-- Task prompt --
Go through the entries below. Copy each line in which "button" appears.

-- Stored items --
────────────────

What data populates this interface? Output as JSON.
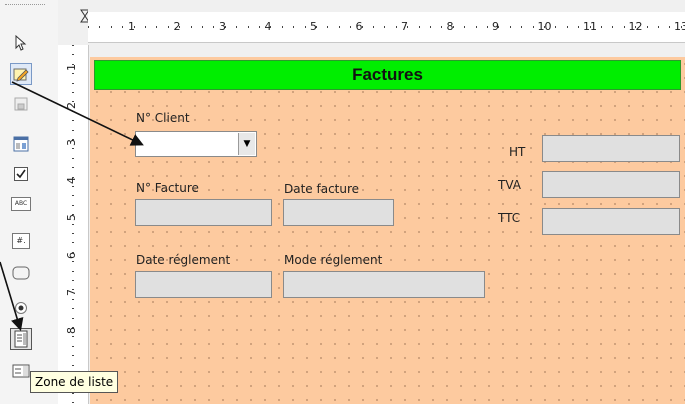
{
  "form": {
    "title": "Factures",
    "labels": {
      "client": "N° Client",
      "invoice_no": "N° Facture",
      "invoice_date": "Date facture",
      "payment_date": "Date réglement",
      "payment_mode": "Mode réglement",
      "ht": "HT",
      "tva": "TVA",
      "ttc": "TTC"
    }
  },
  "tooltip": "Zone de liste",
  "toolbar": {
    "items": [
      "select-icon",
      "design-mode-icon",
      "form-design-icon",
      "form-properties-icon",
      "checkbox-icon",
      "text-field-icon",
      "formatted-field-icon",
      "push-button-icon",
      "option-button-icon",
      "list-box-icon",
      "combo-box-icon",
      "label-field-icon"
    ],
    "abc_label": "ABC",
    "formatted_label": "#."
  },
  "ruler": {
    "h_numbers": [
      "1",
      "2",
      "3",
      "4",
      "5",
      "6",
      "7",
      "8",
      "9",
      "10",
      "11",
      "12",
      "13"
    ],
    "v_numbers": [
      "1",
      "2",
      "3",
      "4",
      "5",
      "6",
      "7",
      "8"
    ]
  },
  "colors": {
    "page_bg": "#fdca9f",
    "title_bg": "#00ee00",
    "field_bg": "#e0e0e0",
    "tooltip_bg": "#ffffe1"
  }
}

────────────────

-- Response --
      "push-button-icon",
      "option-button-icon",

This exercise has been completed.